Input material:
==================================================
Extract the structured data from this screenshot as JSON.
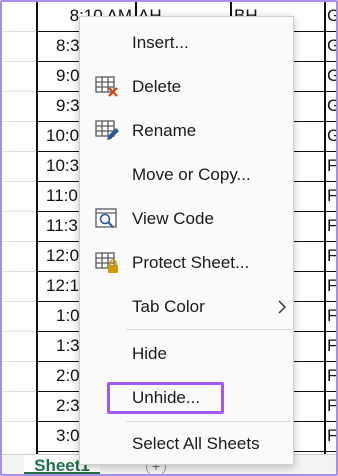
{
  "spreadsheet": {
    "time_column": [
      "8:10 AM",
      "8:3",
      "9:0",
      "9:3",
      "10:0",
      "10:3",
      "11:0",
      "11:3",
      "12:0",
      "12:1",
      "1:0",
      "1:3",
      "2:0",
      "2:3",
      "3:0"
    ],
    "col2_first": "AH",
    "col3_first": "BH",
    "col4_letters": [
      "G",
      "G",
      "G",
      "G",
      "G",
      "F",
      "F",
      "F",
      "F",
      "F",
      "F",
      "F",
      "F",
      "F",
      "F"
    ]
  },
  "tabs": {
    "sheet_name": "Sheet1",
    "add_symbol": "+"
  },
  "menu": {
    "items": [
      {
        "label": "Insert...",
        "icon": "none"
      },
      {
        "label": "Delete",
        "icon": "delete-sheet-icon"
      },
      {
        "label": "Rename",
        "icon": "rename-sheet-icon"
      },
      {
        "label": "Move or Copy...",
        "icon": "none"
      },
      {
        "label": "View Code",
        "icon": "view-code-icon"
      },
      {
        "label": "Protect Sheet...",
        "icon": "protect-sheet-icon"
      },
      {
        "label": "Tab Color",
        "icon": "none",
        "submenu": true
      },
      {
        "label": "Hide",
        "icon": "none"
      },
      {
        "label": "Unhide...",
        "icon": "none",
        "highlighted": true
      },
      {
        "label": "Select All Sheets",
        "icon": "none"
      }
    ]
  },
  "colors": {
    "highlight_border": "#a259ef",
    "sheet_tab_green": "#1e7145",
    "delete_icon_accent": "#d83b01",
    "rename_icon_accent": "#2b579a",
    "protect_icon_accent": "#d19a00"
  }
}
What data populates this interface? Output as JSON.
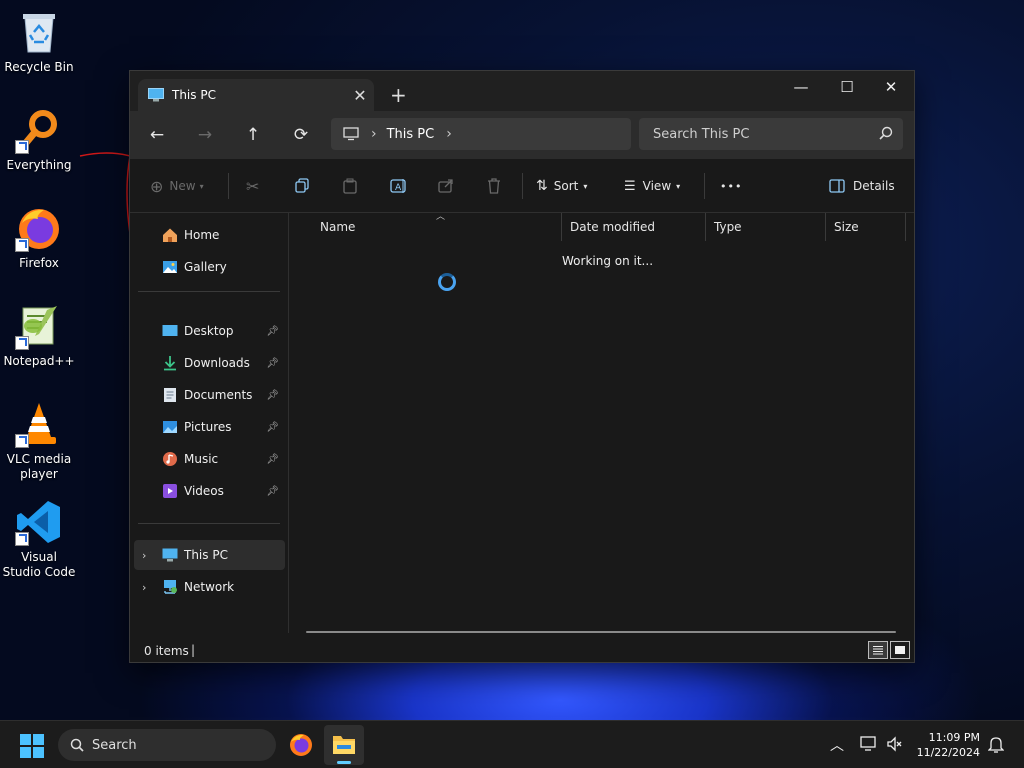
{
  "desktop": {
    "icons": [
      {
        "label": "Recycle Bin"
      },
      {
        "label": "Everything"
      },
      {
        "label": "Firefox"
      },
      {
        "label": "Notepad++"
      },
      {
        "label": "VLC media player"
      },
      {
        "label": "Visual Studio Code"
      }
    ]
  },
  "window": {
    "tab_title": "This PC",
    "tab_close": "✕",
    "new_tab": "+",
    "controls": {
      "minimize": "—",
      "maximize": "☐",
      "close": "✕"
    }
  },
  "navbar": {
    "breadcrumb": [
      "This PC"
    ],
    "search_placeholder": "Search This PC"
  },
  "toolbar": {
    "new_label": "New",
    "sort_label": "Sort",
    "view_label": "View",
    "more_label": "•••",
    "details_label": "Details"
  },
  "sidebar": {
    "quick": [
      {
        "label": "Home"
      },
      {
        "label": "Gallery"
      }
    ],
    "pinned": [
      {
        "label": "Desktop"
      },
      {
        "label": "Downloads"
      },
      {
        "label": "Documents"
      },
      {
        "label": "Pictures"
      },
      {
        "label": "Music"
      },
      {
        "label": "Videos"
      }
    ],
    "locations": [
      {
        "label": "This PC",
        "selected": true
      },
      {
        "label": "Network",
        "selected": false
      }
    ]
  },
  "content": {
    "columns": [
      "Name",
      "Date modified",
      "Type",
      "Size"
    ],
    "status_message": "Working on it..."
  },
  "statusbar": {
    "item_count": "0 items"
  },
  "taskbar": {
    "search_label": "Search",
    "time": "11:09 PM",
    "date": "11/22/2024"
  },
  "colors": {
    "accent": "#60cdff",
    "window_bg": "#191919",
    "spinner": "#4aa3f0"
  }
}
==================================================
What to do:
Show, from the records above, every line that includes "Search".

Result below:
    "search_placeholder": "Search This PC"
    "search_label": "Search",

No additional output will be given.